Being Human and Being Technical: Reflecting on Contemporary Technology was the theme of the First Annual Adamson-Ateneo de Manila Philosophical Colloquium held at the Escaler Hall of Ateneo de Manila University last September 11 and was participated in by students, researchers, and professors from various universities in Metro Manila.
Fr. Gregg Bañaga, Jr., C.M., President of Adamson University, welcomed the delegates through a video presentation. Dr. Agustin Rodriguez, chairperson of the Ateneo’s Philosophy Department, then introduced the colloquium’s theme via a commemoration of the 9/11 bombing of the World Trade Center in New York City, and elucidated technology’s innovations and effects, especially on the marginalized.

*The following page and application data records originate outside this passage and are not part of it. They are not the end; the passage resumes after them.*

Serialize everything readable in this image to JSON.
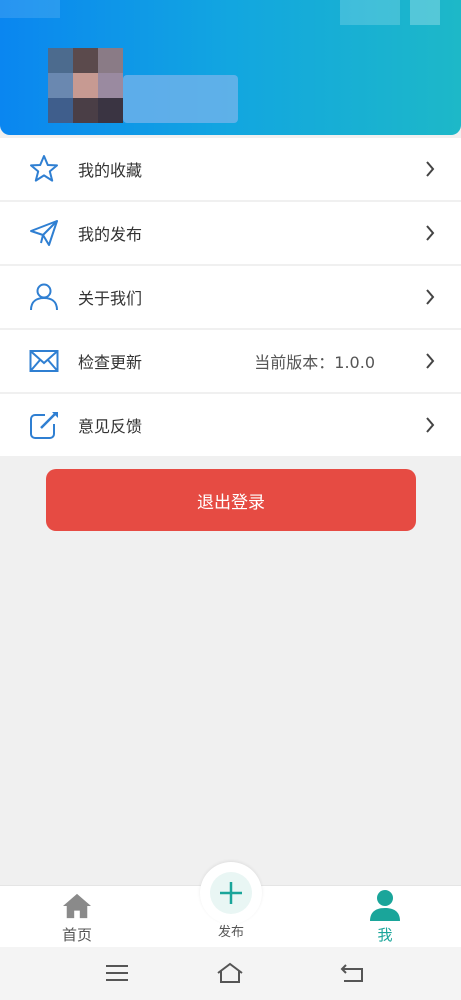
{
  "header": {
    "username": ""
  },
  "menu": {
    "items": [
      {
        "label": "我的收藏",
        "icon": "star-icon",
        "extra": ""
      },
      {
        "label": "我的发布",
        "icon": "paper-plane-icon",
        "extra": ""
      },
      {
        "label": "关于我们",
        "icon": "user-icon",
        "extra": ""
      },
      {
        "label": "检查更新",
        "icon": "envelope-icon",
        "extra": "当前版本：1.0.0"
      },
      {
        "label": "意见反馈",
        "icon": "edit-icon",
        "extra": ""
      }
    ]
  },
  "logout": {
    "label": "退出登录"
  },
  "tabbar": {
    "home_label": "首页",
    "publish_label": "发布",
    "me_label": "我",
    "active": "我"
  },
  "colors": {
    "accent": "#1aa59a",
    "icon_blue": "#2f7fd2",
    "logout_red": "#e64b43",
    "header_start": "#0a86f0",
    "header_end": "#1db8c8"
  }
}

In the plenary session, Dr. Remmon Barbaza from Ateneo spearheaded the first discussion about Technology and Human Dwelling, using the perspective of the German philosopher Martin Heidegger with an allusion to Water ethics. He was followed by Prof. Alvin Tan from Adamson who presented a paper entitled An Ethical Critique of the Politics of Technology, which revolved around the nature, neutrality, and ambivalence of technology.
Succeeding the plenary was a two-part discussion held at the Escaler and Ching Tan halls simultaneously. The first part of the discussions began with the research presentation by AdU Prof. Raniel Reyes about Cybersex and Human Sexuality using Marshal Mcluhan and Karol Wojtyla’s philosophies as his interlocutors. The serious atmosphere of the crowd shifted when Reyes illustrated an example of a cybersex encounter, before becoming alarmed about the debilitating effects of cybersex on human society. Reyes was followed by Ateneo professors Jacqueline Jacinto and Rowena Azada-Palacios who presented their discussions on Remediating Identity in the Web and Social Networking in Cyberspace, respectively.
The second part of the discussion followed the order of presentation of the first one, with Prof. Crisanto Regadio (AdU) making his presentation on Searching for the Grassroots Ethical Values on Environmentalism in the Philippines, tracing the theorization of environmentalism in the Philippines, with an integral thrust to the dominance of Western capitalist discourse. Ateneo professors Charlene Tan and Eileen Tupaz then followed, presenting their papers entitled Human Scale Technology (Tan) and Logos and Mythos: The Asymmetry Between the Technological and Historical Imaginations (Tupaz). A question-and-answer exchange was conducted after each concurrent discussion.
The colloquium ended by equipping the participants not only with profound contemporary philosophical reflections but also with a sheer sense of awareness on what technology can really do in shaping and determining our human condition, making the event an enriching experience. It also opens the possibility that philosophical conferences should not be solely confined to the walls of higher educational institutions but also become a useful avenue for participative and fruitful discourses with teachers and students of different schools to establish philosophical friendships. Prof. Raniel SM. Reyes